Task directions ::
Copy whichever lines of the data hold the word "content".

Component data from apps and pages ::
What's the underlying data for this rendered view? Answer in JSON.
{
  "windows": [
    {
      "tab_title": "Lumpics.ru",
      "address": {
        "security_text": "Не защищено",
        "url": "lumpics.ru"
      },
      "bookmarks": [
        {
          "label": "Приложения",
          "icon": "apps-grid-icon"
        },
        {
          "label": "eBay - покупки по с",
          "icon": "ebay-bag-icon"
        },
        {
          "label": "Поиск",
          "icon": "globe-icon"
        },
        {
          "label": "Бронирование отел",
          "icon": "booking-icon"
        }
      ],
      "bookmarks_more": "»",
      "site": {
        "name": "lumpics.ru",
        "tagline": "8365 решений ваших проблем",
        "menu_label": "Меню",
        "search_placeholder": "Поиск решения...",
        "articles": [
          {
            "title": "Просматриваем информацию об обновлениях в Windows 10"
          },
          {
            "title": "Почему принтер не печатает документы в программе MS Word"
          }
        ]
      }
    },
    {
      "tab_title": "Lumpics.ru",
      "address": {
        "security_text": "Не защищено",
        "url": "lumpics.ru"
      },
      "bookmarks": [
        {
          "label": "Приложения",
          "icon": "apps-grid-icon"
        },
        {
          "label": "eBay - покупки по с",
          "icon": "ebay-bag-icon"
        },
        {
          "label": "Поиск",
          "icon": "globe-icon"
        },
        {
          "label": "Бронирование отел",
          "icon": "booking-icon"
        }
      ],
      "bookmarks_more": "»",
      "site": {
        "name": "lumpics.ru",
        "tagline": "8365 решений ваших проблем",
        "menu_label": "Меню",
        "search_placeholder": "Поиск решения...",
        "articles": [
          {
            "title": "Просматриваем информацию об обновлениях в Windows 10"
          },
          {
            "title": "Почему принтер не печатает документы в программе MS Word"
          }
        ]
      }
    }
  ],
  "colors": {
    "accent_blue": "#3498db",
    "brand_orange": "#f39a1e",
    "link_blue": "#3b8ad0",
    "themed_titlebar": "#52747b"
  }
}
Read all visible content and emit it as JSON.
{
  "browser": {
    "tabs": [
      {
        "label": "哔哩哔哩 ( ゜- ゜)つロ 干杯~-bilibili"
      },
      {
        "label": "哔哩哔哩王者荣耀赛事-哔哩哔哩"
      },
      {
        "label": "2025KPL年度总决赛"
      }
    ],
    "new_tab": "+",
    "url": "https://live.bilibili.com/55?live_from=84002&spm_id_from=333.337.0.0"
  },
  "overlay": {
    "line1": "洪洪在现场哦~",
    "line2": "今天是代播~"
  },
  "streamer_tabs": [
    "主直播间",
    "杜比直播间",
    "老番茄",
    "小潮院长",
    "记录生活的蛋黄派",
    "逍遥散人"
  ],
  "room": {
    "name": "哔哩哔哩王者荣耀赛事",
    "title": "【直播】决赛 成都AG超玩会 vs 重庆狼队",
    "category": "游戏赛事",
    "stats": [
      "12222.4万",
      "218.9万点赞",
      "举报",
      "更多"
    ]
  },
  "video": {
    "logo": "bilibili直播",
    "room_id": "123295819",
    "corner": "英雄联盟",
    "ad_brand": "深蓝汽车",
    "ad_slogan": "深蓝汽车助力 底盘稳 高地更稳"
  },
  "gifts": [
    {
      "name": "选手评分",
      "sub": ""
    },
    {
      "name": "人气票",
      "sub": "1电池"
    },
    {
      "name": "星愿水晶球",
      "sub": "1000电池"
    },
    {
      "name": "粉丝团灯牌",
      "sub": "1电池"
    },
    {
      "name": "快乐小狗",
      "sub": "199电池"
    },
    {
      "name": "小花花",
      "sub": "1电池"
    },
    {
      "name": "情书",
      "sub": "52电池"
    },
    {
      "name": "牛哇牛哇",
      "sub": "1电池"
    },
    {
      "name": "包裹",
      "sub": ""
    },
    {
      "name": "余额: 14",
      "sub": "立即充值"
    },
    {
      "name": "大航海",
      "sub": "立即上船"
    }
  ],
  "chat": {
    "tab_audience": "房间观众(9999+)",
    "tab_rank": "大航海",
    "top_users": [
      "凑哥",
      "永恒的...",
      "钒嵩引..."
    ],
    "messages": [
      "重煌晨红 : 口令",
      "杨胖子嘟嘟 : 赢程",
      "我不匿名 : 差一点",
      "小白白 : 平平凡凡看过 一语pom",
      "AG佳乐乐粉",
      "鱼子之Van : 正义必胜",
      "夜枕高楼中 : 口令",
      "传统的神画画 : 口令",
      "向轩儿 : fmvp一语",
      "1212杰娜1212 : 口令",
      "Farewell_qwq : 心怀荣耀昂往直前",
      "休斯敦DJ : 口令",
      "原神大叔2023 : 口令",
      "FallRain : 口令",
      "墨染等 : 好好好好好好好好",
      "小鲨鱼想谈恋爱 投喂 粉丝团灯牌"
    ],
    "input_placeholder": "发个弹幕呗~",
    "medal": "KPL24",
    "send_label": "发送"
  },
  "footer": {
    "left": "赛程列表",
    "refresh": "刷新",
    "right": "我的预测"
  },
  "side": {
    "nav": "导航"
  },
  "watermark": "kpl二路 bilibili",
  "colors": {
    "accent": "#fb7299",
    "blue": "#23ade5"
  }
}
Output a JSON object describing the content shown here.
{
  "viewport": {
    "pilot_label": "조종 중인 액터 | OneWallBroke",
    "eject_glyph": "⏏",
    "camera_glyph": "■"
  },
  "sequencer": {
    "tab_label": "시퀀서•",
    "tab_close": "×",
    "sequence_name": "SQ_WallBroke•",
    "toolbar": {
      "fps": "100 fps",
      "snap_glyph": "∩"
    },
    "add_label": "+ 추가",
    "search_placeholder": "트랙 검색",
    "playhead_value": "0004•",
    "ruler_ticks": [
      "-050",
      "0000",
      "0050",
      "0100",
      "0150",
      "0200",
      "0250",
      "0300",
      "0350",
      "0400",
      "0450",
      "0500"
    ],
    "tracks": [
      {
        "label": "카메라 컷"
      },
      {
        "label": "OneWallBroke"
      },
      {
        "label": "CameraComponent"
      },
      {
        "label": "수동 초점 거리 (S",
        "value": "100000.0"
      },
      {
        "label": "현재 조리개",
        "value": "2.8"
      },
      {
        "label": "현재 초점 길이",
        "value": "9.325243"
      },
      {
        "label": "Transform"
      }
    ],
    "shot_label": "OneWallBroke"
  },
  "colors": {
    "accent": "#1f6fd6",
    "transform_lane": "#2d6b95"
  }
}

Exercise answer ::
Read all visible content and emit it as JSON.
Output a JSON object describing the content shown here.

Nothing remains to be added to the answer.